The heritage-style apartments on levels two to five, converted from the former administration offices, are mostly single level apartments and complement the building’s exterior.
The first new level starts at six and between levels 6 and 12B all the apartments are two-storey contemporary-style lofts which created an elevation in proportion to the neo-Gothic heritage façade below. The double-storey spaces in the apartments enhance views to the city and sky. Sliding doors access the attached wintergardens, which function as an acoustic buffer and passive solar system, integrating natural light and ventilation.
Two reinforced concrete cores on the northern end of the building provide lateral bracing for the structure. There is a third core about a third of the way in from the southern boundary against the eastern wall. The columns are generally aligned with those in the existing structure, which required no strengthening to carry the additional levels. However, there is a transfer truss between levels five and six and a number of transfer beams at level six.

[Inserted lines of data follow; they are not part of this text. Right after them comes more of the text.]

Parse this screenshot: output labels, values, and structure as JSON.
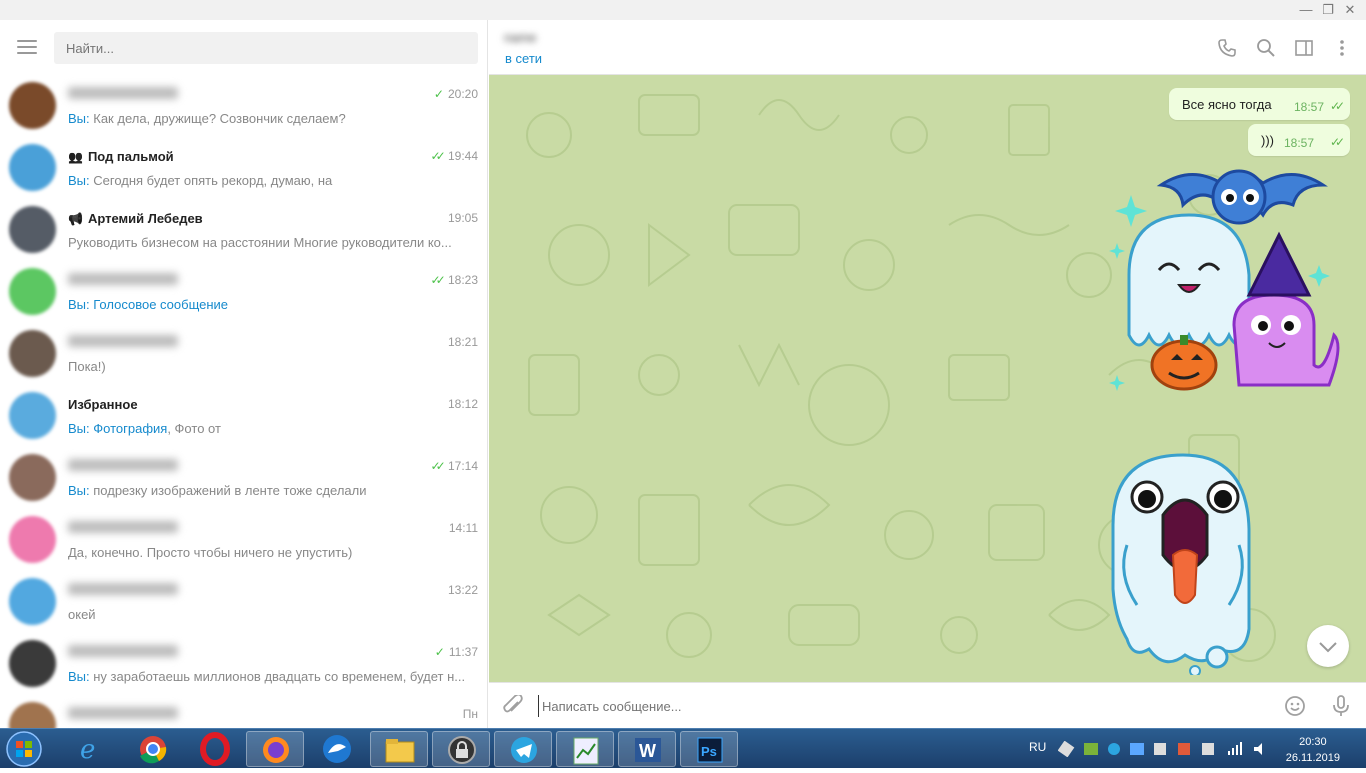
{
  "window": {
    "minimize": "—",
    "maximize": "❐",
    "close": "✕"
  },
  "search": {
    "placeholder": "Найти..."
  },
  "chats": [
    {
      "name": "",
      "time": "20:20",
      "check": "single",
      "you": "Вы: ",
      "preview": "Как дела, дружище? Созвончик сделаем?",
      "avatar_color": "#7a4a2a",
      "name_blur": true
    },
    {
      "name": "Под пальмой",
      "time": "19:44",
      "check": "double",
      "you": "Вы: ",
      "preview": "Сегодня будет опять рекорд, думаю, на",
      "avatar_color": "#4aa0d8",
      "name_blur": false,
      "icon": "group-icon"
    },
    {
      "name": "Артемий Лебедев",
      "time": "19:05",
      "check": "none",
      "you": "",
      "preview": "Руководить бизнесом на расстоянии  Многие руководители ко...",
      "avatar_color": "#555c66",
      "name_blur": false,
      "icon": "channel-icon"
    },
    {
      "name": "",
      "time": "18:23",
      "check": "double",
      "you": "Вы: ",
      "preview": "Голосовое сообщение",
      "preview_link": true,
      "avatar_color": "#5cc762",
      "name_blur": true
    },
    {
      "name": "",
      "time": "18:21",
      "check": "none",
      "you": "",
      "preview": "Пока!)",
      "avatar_color": "#6b5a4e",
      "name_blur": true
    },
    {
      "name": "Избранное",
      "time": "18:12",
      "check": "none",
      "you": "Вы: ",
      "preview": "Фотография",
      "preview_link": true,
      "preview_tail": ", Фото от",
      "avatar_color": "#5aabde",
      "name_blur": false
    },
    {
      "name": "",
      "time": "17:14",
      "check": "double",
      "you": "Вы: ",
      "preview": "подрезку изображений в ленте тоже сделали",
      "avatar_color": "#8a6a5c",
      "name_blur": true
    },
    {
      "name": "",
      "time": "14:11",
      "check": "none",
      "you": "",
      "preview": "Да, конечно. Просто чтобы ничего не упустить)",
      "avatar_color": "#ee7aae",
      "name_blur": true
    },
    {
      "name": "",
      "time": "13:22",
      "check": "none",
      "you": "",
      "preview": "окей",
      "avatar_color": "#52a8e0",
      "name_blur": true
    },
    {
      "name": "",
      "time": "11:37",
      "check": "single",
      "you": "Вы: ",
      "preview": "ну заработаешь миллионов двадцать со временем, будет н...",
      "avatar_color": "#3a3a3a",
      "name_blur": true
    },
    {
      "name": "",
      "time": "Пн",
      "check": "none",
      "you": "",
      "preview": "",
      "avatar_color": "#a0734e",
      "name_blur": true
    }
  ],
  "peer": {
    "status": "в сети"
  },
  "messages": [
    {
      "text": "Все ясно тогда",
      "time": "18:57"
    },
    {
      "text": ")))",
      "time": "18:57"
    }
  ],
  "composer": {
    "placeholder": "Написать сообщение..."
  },
  "taskbar": {
    "lang": "RU",
    "time": "20:30",
    "date": "26.11.2019"
  }
}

All the steel beams and columns are Liberty 300PLUS® UBs and UCs in a variety of sizes and weights. At levels six, seven, eight and nine trusses support the primary floors. The primary floor framing comprises both universal beams, as well as trusses fabricated from 100mm wide rectangular hollow sections for the larger spans, which fit within the party walls.
The primary structural floors are at every second level and are composite floor slabs spanning 4.3 or 5.3 metres. In an effort to reduce the weight of the concrete, even the slab depths were varied from 110 to 150mm according to span. Inside the apartments the mezzanine floors are exposed timber joists and flooring or CFC sheeting on steel joists in the wet areas. This was both an architectural and structural requirement. These joists span across the typical 4.3 metre width from party wall to party wall. The floor-to-floor heights were tight, but achievable with steel. The mezzanine floors are supported off the party walls which are a Rondo wall stud system. The main services running out from the core are in the zone above the corridors. These corridors are single height although the apartments are double storey. Within the apartments the services are in the ceilings.
The roofs are an important architectural feature. Gothic architecture, in keeping with its religious concepts, always lightens towards the heavens, so the design of the new building’s roofs lighten towards the sky and are set back so as not to clash with the Gothic façade. In plan a series of 'whale tail' shaped roofs
step up the building. The underneath of the roofs are completely glazed to reveal the view over Wynyard Park and allowing light into the apartments in a fusion of the external and internal spaces. The roof structure is steel framed with metal decks and an expressed steel fascia.
Milton Webster said that: “The Scots Church project is steel fabrication at its best. The job looked simple in that it was just columns and beams, but was complicated by its critical geometry. The expertise and professionalism of Universal Steel Constructions and their cooperation on the job made a large contribution to the success of the project.”